Dataset records:
[Start of section]
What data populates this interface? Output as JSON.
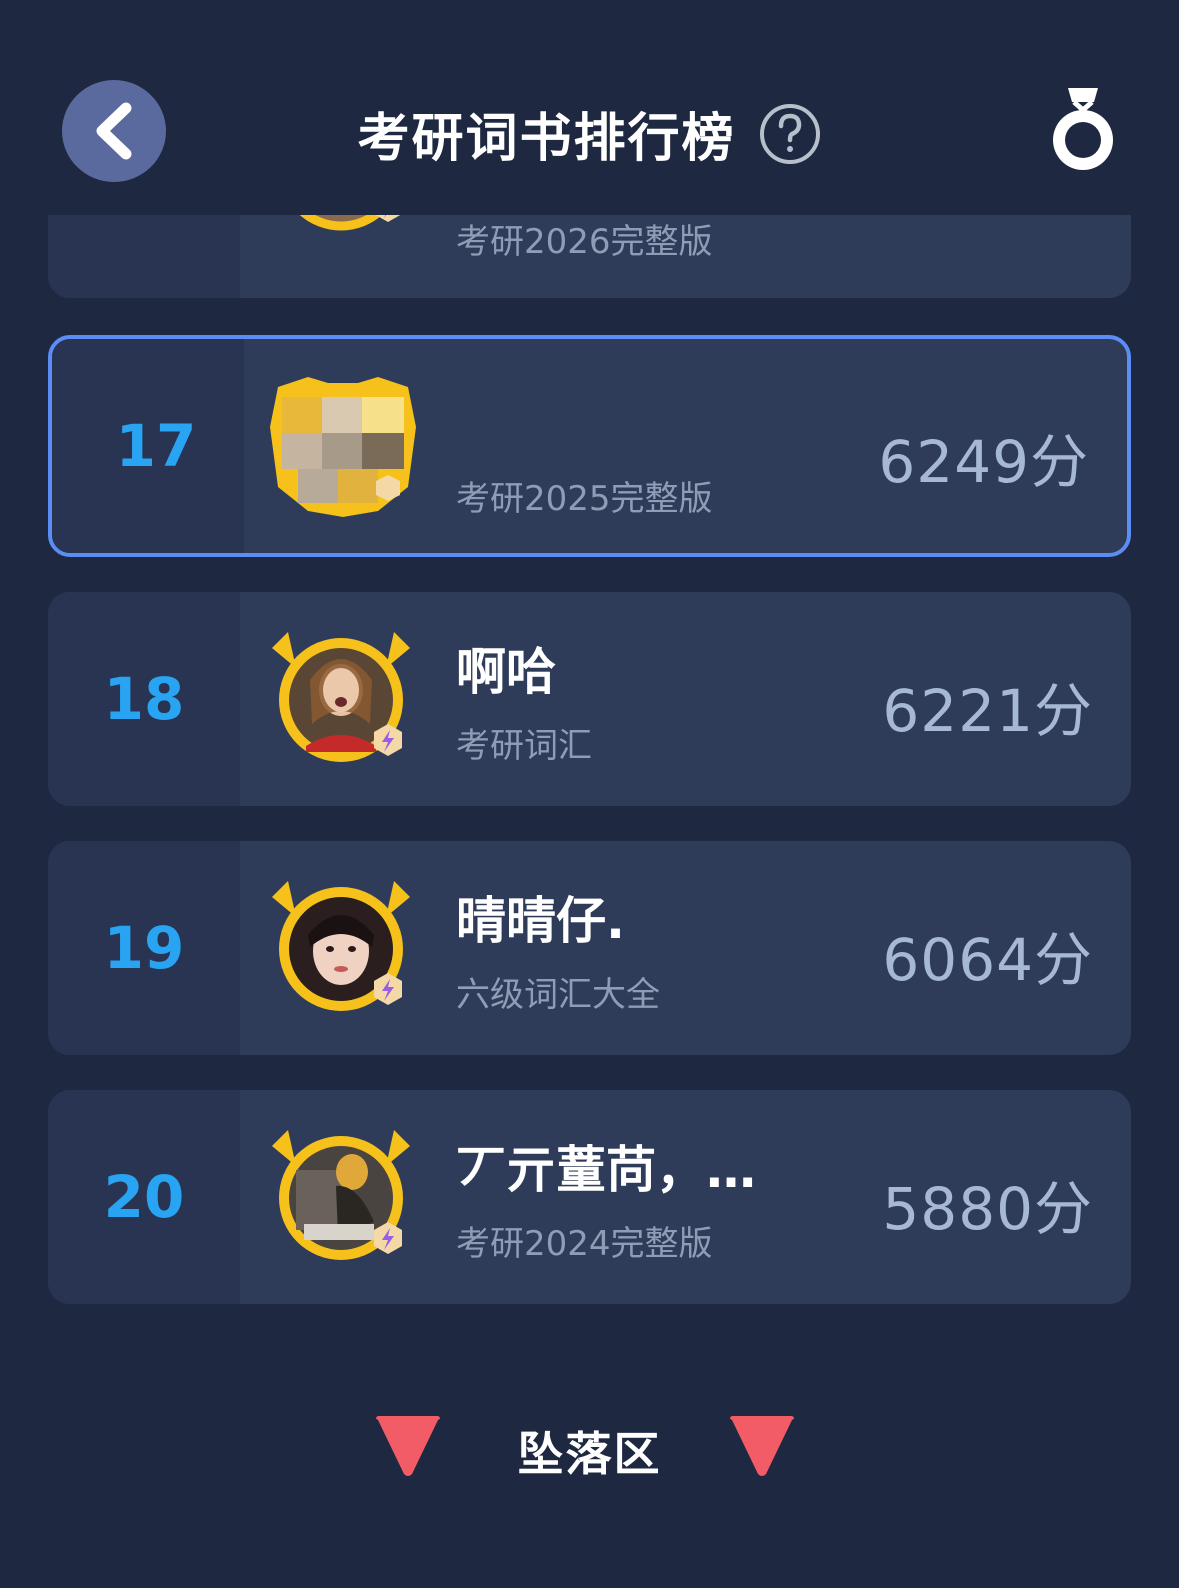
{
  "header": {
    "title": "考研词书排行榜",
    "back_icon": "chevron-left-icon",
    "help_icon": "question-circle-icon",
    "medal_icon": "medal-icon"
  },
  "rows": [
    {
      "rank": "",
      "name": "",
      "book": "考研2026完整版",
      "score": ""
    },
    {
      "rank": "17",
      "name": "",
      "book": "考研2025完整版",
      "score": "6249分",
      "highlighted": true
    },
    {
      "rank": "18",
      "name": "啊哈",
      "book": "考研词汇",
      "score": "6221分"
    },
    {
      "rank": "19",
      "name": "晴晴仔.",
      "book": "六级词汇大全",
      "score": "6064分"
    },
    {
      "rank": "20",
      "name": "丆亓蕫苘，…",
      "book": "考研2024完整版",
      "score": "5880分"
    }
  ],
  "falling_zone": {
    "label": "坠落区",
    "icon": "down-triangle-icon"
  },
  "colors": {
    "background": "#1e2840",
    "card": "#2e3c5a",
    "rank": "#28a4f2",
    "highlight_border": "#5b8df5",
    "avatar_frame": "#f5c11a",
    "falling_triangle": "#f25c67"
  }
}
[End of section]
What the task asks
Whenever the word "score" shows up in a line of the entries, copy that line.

Task output
      "score": ""
      "score": "6249分",
      "score": "6221分"
      "score": "6064分"
      "score": "5880分"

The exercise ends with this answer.